Aim of the task - The word "false" marks the lines to copy; find all of them in the entries below.

Data -
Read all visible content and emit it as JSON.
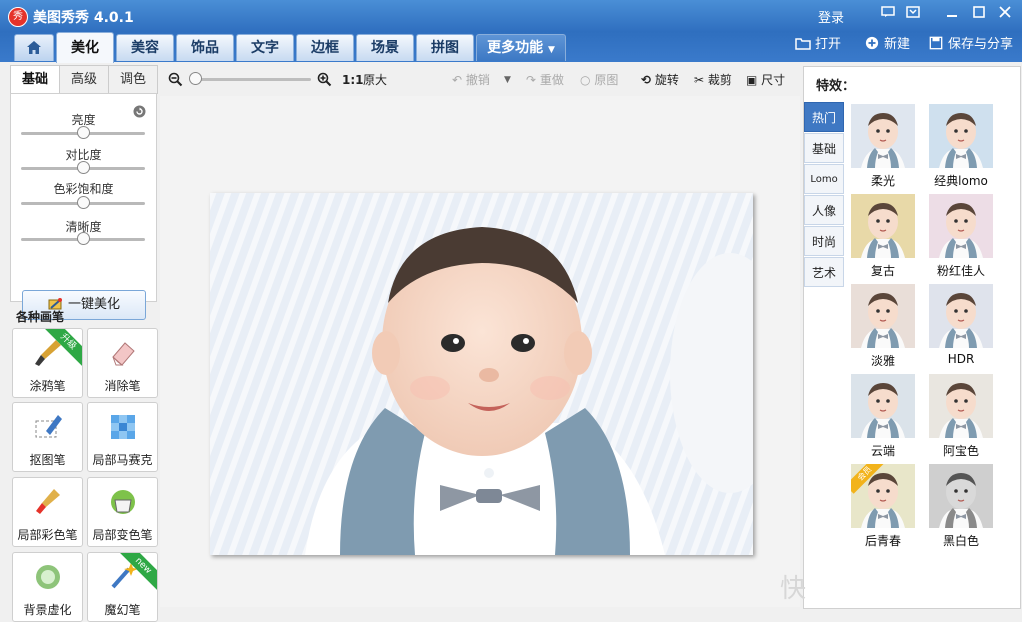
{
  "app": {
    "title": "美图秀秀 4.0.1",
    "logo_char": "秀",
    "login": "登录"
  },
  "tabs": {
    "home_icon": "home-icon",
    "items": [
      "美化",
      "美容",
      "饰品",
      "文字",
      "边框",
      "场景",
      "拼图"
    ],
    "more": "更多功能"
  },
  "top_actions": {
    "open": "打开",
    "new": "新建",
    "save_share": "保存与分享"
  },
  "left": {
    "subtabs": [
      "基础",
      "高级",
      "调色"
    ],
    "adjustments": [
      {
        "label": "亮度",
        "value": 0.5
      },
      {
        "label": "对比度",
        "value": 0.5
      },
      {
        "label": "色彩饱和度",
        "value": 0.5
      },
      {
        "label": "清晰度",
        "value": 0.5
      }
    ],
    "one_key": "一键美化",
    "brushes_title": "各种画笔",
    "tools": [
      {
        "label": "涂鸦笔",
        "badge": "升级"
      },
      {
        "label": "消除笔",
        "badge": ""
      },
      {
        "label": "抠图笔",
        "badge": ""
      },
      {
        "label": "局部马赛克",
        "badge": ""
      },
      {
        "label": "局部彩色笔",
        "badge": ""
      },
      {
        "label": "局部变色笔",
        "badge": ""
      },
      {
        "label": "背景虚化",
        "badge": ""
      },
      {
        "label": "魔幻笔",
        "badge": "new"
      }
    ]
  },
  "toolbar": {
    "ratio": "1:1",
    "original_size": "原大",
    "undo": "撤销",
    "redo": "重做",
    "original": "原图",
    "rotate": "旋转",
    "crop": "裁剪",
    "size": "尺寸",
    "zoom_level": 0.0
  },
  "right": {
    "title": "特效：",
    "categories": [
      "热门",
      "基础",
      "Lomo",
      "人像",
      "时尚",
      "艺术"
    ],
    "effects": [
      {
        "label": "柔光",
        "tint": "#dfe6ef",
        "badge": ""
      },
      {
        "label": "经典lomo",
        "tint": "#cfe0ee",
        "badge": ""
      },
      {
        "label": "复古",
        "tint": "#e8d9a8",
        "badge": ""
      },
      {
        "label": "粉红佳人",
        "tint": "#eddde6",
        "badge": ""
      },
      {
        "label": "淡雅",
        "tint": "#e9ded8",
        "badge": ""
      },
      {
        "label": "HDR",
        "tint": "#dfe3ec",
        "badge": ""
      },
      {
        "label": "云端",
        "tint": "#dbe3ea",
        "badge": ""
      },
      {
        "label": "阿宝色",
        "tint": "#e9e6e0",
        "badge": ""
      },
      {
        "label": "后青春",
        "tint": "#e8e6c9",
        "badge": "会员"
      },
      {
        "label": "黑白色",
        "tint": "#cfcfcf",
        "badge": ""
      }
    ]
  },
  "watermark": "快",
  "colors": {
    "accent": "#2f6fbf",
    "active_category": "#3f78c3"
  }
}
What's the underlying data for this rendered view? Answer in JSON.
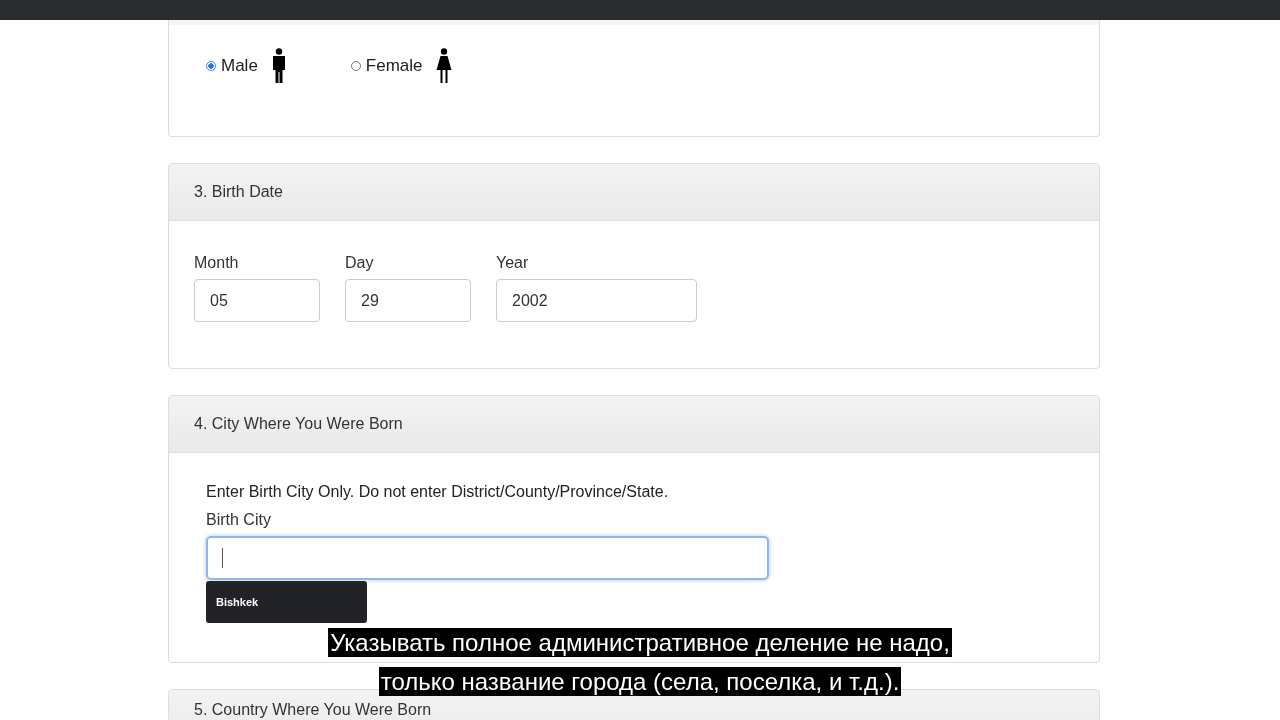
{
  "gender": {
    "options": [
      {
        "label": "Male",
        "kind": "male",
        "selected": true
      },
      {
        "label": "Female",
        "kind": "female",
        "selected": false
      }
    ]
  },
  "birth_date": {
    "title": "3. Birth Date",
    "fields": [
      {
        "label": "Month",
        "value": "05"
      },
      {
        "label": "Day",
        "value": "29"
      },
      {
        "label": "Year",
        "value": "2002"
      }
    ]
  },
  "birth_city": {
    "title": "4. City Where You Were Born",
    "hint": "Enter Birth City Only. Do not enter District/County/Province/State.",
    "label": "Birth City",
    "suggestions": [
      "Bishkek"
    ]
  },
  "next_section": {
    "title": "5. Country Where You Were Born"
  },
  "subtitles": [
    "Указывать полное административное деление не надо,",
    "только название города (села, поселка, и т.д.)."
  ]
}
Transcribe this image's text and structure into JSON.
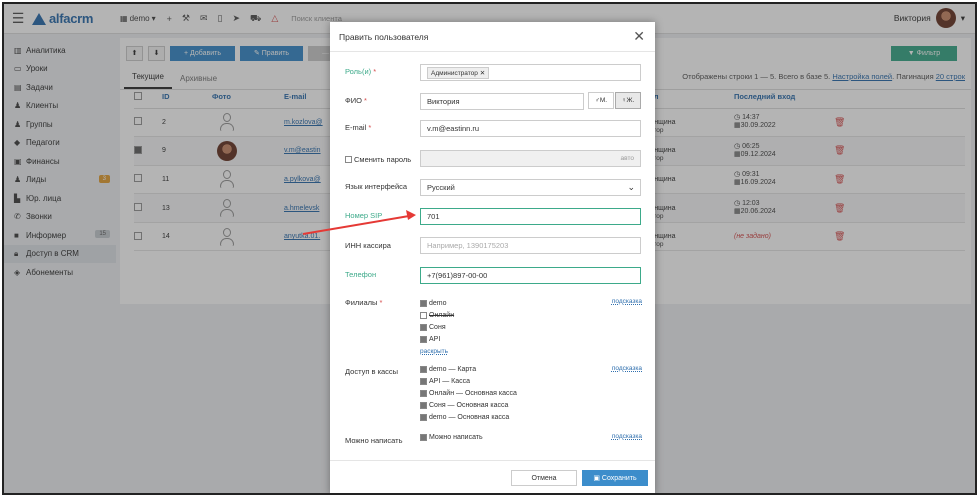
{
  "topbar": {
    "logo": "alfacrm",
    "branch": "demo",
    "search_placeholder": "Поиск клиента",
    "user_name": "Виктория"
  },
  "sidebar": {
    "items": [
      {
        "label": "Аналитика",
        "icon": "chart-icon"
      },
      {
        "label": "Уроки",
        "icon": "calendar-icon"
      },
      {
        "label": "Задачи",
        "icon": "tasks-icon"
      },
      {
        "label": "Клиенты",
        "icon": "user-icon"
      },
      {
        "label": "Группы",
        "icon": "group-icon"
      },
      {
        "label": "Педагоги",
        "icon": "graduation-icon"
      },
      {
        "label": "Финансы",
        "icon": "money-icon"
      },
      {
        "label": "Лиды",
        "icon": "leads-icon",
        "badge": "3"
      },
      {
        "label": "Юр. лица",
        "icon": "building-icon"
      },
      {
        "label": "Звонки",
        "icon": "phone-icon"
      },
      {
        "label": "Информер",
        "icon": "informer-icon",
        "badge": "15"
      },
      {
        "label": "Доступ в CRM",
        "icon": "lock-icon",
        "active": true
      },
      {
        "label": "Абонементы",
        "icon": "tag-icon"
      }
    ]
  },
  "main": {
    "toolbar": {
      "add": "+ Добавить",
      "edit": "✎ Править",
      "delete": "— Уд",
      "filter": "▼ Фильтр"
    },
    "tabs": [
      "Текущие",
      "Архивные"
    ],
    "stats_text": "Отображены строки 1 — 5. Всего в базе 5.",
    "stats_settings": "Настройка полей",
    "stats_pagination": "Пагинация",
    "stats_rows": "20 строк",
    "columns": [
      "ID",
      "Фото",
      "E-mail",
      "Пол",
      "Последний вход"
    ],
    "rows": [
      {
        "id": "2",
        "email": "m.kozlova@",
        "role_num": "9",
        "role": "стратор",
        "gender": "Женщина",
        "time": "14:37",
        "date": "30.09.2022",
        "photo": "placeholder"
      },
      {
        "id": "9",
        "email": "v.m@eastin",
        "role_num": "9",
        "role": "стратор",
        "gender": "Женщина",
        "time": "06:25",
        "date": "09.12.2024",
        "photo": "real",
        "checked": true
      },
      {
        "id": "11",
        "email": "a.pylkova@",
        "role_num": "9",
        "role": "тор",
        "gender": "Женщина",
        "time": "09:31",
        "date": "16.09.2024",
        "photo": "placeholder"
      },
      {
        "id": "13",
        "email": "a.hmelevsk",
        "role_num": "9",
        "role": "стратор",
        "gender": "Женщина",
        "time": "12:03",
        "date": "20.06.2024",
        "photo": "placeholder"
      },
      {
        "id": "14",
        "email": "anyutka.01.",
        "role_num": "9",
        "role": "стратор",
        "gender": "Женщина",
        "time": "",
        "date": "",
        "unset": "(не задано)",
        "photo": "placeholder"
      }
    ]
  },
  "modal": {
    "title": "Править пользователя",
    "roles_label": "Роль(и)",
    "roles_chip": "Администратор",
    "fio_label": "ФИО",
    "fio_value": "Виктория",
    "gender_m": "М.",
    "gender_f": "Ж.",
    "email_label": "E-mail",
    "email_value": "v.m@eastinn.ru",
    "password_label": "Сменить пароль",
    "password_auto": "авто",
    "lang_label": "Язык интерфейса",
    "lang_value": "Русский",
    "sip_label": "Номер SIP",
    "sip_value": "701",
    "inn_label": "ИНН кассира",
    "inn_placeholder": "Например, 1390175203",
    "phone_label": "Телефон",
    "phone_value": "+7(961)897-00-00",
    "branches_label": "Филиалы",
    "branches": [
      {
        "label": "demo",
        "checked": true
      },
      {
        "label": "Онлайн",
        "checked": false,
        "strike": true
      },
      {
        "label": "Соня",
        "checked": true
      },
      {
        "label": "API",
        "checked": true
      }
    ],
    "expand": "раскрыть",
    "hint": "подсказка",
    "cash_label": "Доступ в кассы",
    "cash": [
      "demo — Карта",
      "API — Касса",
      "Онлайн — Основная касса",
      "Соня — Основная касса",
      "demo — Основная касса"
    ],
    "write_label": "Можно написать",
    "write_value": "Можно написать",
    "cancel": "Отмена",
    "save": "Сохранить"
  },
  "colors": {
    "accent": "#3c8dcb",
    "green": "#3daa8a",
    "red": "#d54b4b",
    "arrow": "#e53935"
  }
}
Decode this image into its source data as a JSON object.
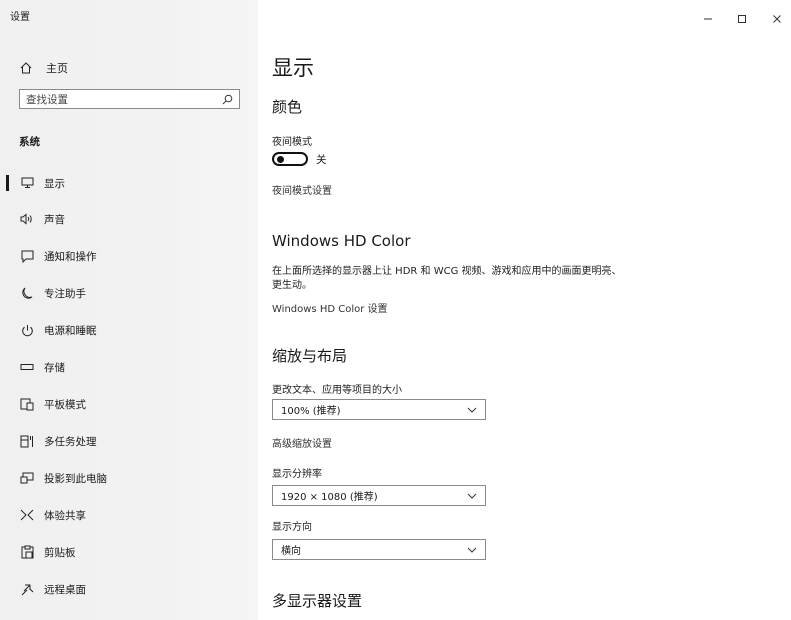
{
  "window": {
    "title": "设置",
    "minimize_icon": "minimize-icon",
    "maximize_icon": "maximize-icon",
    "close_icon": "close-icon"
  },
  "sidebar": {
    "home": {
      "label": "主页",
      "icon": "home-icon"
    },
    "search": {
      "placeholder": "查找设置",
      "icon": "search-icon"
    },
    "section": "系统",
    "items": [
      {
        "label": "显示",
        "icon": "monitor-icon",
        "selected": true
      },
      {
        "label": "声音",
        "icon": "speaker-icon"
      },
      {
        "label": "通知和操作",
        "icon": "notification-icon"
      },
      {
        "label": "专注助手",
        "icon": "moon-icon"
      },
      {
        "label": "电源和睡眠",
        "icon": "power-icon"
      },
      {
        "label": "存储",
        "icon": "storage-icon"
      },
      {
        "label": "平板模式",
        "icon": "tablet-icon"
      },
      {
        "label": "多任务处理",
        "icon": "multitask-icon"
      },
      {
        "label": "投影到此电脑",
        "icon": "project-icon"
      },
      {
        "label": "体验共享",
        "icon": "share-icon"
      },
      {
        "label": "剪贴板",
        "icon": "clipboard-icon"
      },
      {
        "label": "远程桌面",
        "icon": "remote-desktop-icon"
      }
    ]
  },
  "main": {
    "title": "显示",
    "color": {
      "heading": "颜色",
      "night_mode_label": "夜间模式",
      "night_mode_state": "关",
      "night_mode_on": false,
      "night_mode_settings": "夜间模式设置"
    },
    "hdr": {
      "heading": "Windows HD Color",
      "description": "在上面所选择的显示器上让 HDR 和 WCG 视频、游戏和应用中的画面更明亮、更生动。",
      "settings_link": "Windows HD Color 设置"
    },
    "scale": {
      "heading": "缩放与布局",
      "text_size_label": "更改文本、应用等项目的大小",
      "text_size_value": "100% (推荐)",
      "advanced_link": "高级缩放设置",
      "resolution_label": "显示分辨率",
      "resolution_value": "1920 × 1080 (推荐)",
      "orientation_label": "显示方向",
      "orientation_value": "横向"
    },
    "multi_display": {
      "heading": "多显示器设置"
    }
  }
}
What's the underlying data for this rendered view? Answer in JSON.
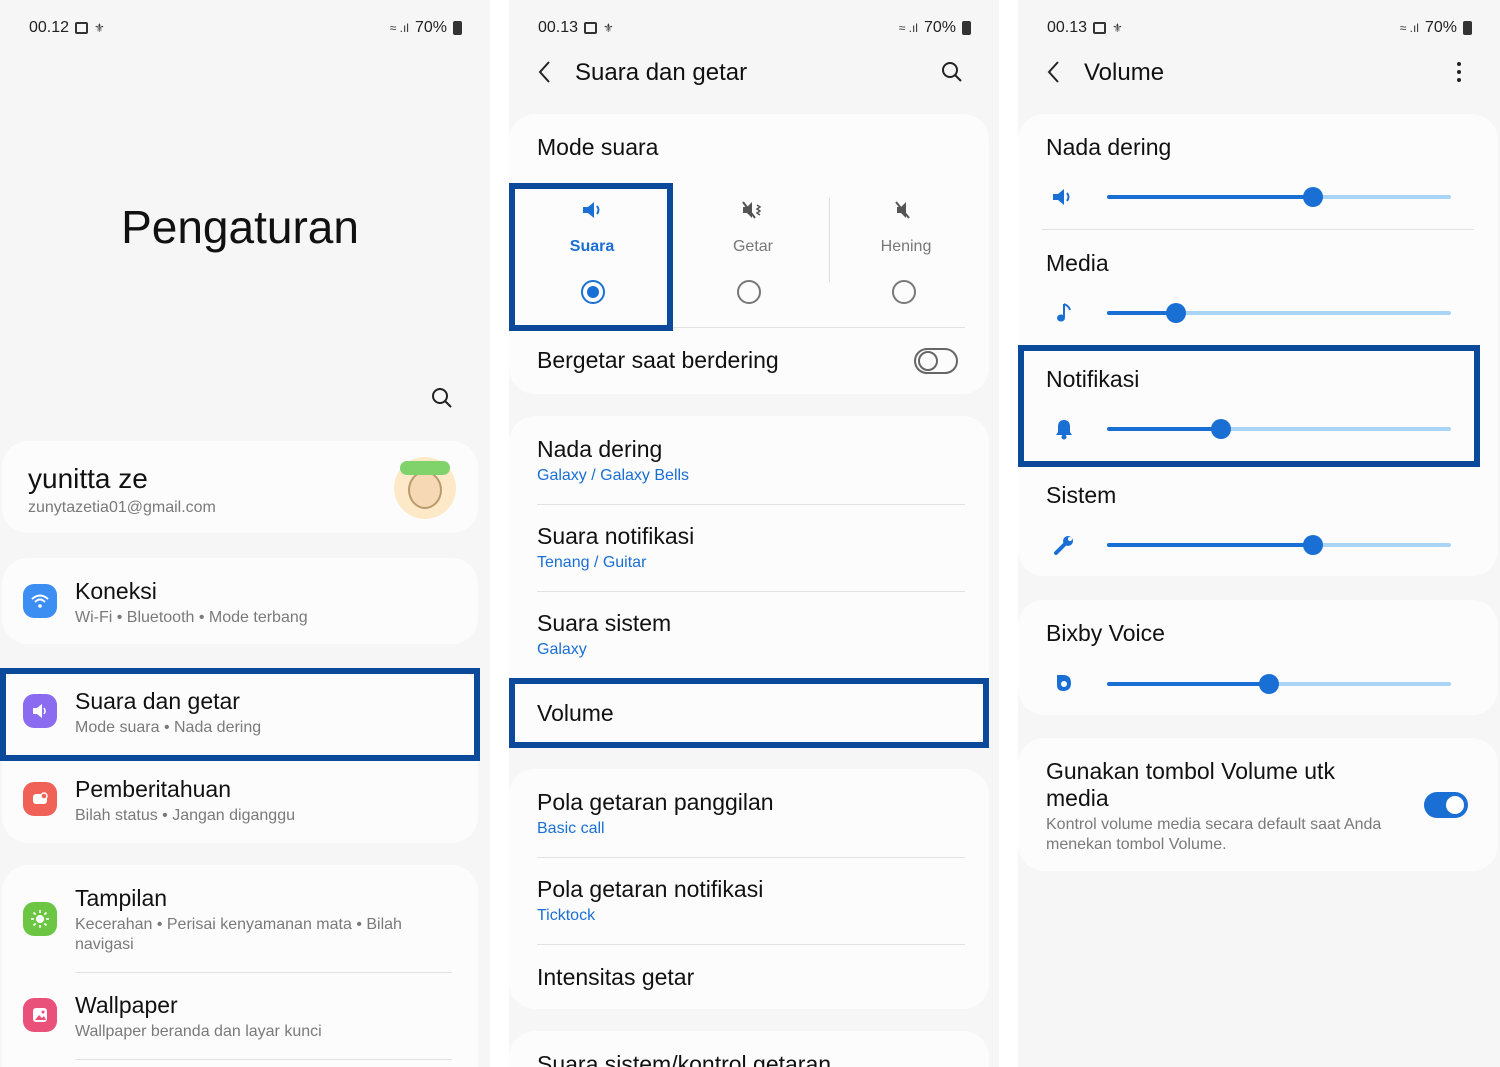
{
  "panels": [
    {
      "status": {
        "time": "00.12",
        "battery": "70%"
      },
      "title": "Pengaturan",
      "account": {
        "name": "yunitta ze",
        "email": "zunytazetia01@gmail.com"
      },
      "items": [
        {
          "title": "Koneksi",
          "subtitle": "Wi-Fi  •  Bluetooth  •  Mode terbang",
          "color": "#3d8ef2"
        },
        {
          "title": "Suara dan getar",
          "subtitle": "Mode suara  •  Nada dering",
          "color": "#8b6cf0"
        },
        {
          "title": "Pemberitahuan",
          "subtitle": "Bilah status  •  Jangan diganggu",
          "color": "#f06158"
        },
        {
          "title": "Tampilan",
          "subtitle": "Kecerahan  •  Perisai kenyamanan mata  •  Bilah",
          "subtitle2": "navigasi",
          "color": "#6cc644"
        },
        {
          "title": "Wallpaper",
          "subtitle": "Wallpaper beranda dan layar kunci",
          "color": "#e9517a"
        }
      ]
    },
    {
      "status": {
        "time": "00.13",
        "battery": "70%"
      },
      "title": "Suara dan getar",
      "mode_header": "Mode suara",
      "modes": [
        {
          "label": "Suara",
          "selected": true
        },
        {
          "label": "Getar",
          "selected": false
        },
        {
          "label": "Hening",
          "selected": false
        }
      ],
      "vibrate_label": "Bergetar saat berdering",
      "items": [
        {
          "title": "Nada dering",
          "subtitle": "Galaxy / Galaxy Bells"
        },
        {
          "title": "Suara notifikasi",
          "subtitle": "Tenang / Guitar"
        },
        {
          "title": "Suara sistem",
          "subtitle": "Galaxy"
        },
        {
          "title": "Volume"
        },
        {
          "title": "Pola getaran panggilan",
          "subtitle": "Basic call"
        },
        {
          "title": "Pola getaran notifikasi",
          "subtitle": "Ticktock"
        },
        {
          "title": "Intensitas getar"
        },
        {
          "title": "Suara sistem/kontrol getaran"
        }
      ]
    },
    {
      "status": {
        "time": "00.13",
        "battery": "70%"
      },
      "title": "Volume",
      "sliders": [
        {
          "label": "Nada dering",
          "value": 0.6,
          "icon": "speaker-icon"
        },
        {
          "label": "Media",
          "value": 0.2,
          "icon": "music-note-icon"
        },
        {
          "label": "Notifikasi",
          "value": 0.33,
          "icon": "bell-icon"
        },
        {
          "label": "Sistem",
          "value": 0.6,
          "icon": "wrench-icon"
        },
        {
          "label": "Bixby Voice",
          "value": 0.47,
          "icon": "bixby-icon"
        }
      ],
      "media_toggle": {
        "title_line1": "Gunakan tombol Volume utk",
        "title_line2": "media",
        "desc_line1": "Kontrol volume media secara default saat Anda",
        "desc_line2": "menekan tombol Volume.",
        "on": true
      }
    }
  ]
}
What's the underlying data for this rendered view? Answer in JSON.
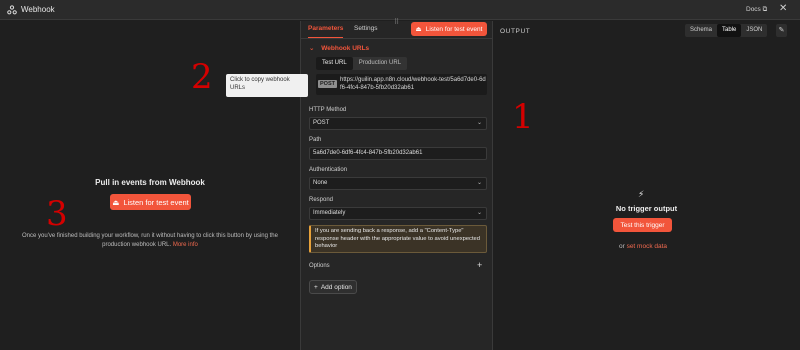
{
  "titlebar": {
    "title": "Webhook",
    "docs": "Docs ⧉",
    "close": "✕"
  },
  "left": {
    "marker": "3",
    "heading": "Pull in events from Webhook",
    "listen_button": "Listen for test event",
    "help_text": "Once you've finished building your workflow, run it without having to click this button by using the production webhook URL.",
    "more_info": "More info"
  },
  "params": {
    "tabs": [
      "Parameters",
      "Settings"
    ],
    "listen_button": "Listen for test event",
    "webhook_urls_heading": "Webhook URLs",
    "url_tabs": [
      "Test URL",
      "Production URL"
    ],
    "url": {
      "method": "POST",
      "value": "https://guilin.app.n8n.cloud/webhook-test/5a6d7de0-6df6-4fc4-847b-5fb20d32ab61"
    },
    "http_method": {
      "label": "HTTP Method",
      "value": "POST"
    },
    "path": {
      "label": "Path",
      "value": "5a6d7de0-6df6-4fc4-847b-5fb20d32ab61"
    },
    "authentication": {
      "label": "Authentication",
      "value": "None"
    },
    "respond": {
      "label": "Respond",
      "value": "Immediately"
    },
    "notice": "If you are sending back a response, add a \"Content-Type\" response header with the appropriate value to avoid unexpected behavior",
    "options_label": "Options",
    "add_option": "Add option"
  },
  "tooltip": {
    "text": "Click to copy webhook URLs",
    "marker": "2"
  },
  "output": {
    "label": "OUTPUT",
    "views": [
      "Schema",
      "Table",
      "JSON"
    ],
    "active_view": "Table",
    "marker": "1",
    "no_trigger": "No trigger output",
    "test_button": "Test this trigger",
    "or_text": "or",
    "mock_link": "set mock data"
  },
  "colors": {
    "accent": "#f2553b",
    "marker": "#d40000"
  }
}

Result of the exercise -
        "selected": false
        "checked": false,
      "night_mode_on": false,
          "selected": false
          "selected": false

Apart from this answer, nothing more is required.